The past few months have been super tough for most, but especially-so when it comes to the queer community; many of us have historically relied on physical spaces to be able to tap into a sense of family, home and identity, but with new safety restrictions, many are feeling isolated. Queerantine Check-Ins are designed to find out how LGBTQIA2-S+ people are staying connected during these challenging times, what sorts of things they’re doing to maintain self-care etc.
We’re kicking things off with Nicholas Cowden of The Washington Ballet (presented by Jeté Society), who’s been riding out the pandemic with his boyfriend. He gives us some great movie picks, tells us about his shift to a plant-based diet, talks about how performing in drag helps to break up the daily monotony and more:
What do you miss most about pre-pandemic life? Any spaces/places/things in particular?
The primary space I miss during the pandemic is the ballet studio. After being in the studio practically everyday for most of my life, its eerie to have such a sustained period away. I have transformed my dining room into a functional home ballet studio, but nothing compares to the sprung floors and vast space of a real studio.
Otherwise, I’ve wholly adapted to living 24/7 at home. I am lucky to be living with my boyfriend in my grandma’s 2 bedroom colonial townhouse (g’ma is in Florida). If we didn’t have the space, it would certainly be a different story. I am grateful to be able to quarantine with with my partner, but I am also grateful that we have an understanding of personal space. We’ve really been mostly alone the last few months. Sometimes we’ll Zoom with friends to play drinking games, or have socially-distanced picnics, but I’m just happy me and my main squeeze don’t get too tired of being together. (It’s also a perk that he is a ballet pianist and can play class for me at home.)
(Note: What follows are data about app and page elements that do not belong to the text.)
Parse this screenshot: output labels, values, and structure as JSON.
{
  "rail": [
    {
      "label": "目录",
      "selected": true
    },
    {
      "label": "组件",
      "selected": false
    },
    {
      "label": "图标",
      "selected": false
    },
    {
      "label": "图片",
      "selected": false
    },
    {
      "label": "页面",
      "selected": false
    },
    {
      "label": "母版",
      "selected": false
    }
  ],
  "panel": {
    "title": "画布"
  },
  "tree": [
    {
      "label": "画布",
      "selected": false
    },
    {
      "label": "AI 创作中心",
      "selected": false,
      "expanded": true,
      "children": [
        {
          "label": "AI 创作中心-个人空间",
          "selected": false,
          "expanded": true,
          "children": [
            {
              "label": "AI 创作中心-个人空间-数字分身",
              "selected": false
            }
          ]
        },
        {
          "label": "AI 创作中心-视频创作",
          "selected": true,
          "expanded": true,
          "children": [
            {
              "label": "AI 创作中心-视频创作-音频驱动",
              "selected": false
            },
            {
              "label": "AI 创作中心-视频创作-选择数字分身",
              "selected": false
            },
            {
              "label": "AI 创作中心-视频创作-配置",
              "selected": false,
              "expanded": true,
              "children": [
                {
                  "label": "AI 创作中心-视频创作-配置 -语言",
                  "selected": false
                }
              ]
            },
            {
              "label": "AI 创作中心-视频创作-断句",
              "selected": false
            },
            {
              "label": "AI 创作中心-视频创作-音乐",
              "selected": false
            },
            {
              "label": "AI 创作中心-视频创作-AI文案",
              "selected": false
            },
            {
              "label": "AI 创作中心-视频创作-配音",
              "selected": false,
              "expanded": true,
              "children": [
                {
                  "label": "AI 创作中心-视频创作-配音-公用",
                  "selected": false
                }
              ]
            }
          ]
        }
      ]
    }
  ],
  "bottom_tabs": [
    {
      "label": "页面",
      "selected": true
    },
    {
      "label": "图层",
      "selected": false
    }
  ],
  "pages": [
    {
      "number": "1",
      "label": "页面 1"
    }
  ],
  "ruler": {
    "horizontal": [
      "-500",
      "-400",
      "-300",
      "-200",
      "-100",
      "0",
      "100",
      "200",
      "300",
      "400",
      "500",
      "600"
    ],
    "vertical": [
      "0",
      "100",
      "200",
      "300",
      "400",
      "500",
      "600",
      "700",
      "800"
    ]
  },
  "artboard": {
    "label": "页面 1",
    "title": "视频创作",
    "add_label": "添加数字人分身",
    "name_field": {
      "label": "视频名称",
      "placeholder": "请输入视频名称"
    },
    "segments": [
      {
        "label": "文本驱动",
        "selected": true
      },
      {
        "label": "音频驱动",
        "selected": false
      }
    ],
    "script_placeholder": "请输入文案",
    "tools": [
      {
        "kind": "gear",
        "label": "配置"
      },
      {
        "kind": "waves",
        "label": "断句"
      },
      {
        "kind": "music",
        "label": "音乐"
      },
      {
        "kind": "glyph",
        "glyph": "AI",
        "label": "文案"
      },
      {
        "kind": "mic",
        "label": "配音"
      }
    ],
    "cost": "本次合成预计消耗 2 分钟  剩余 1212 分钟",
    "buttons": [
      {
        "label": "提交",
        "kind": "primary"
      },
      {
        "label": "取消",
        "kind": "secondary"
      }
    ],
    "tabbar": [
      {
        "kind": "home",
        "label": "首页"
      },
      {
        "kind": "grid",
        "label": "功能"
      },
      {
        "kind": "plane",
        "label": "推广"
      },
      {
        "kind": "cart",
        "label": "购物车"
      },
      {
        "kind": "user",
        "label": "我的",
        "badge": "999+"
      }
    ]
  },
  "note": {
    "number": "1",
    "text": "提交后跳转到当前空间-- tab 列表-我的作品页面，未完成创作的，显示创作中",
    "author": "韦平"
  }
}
I’ve also enjoyed the time to be able to expand my other interests. As a side hustle I perform in drag, and the pandemic has given me ample time to play with makeup and sew new costumes. It’s just fun to paint your face to break up the monotony of being in quarantine, and to be able to be someone different for a day.
How have you been practicing self-care lately?
As far as self-care, my boyfriend and I have recently made some major dietary changes. Somehow we got on a kick of watching various food documentaries starting with Forks Over Knives, then In Defense of Food, and finally The Game Changers. For the last six weeks, we have switched to eating a plant-based diet, and there’s no end in sight. Health has always been important to me because my body is my instrument, but with the pandemic we took an even bigger look at what we were really consuming. Food is medicine if you are eating the right things, and when it comes to protecting yourself against this virus, the best thing you can do is eat plants, lots of them! There’s never been a better time to experiment in the kitchen and challenge yourself with a plant-based diet.
Obviously streaming has sky-rocketed since March; what’s your favorite LGBTQIA2-S+ movie or series of all time, and/or what have you watched lately that you love?
My partner and I are proud that we have finished watching the entirety of Desperate Housewives. Everyone needs a good soap-operatic drama to whisk them into some other reality, and DH most definitely fits the bill.
My personal favorite movie of all time is All About Eve. Its not necessarily a LGBTQ+ film, but it does star Bette Davis and is all about the New York Theatre scene in the late 40s…so you can decide if its gay or not. Other must see films I love, Bringing Up Baby (1938), Some Like it Hot (1959), and Thoroughly Modern Millie (1967). I can guarantee some good laughs with all of these films.
What about music? Anything you’ve had on heavy rotation these days (or always)?
If you’re looking for a good cry, there are several great film versions of operas on Youtube including Rigoletto, Lucia di Lammermoor, and La Traviata. I know opera can be intimidating, I really did not know anything about it until I met my boyfriend. He is an opera fanatic and plays a lot of opera tunes when he accompanies ballet class. There is such a depth of emotion in the music that is overwhelming and timeless. It’s a genre that I feel is underappreciated in the same way that ballet is. A lot of people are intimidated by opera and ballet, but if you just start exposing yourself to them I think you’ll discover they are simply beautiful forms of human expression. There’s really no secret to understanding them.
And how can people support you and/or a cause close to your heart during this time?
The Washington Ballet is always looking for people to buy tickets! We may not be onstage anytime soon, but being a ticket holder or subscriber is the best small thing you can do for the organization. Even if you’ve never seen a ballet, the variety of programming that TWB offers in a traditional season is worth checking out.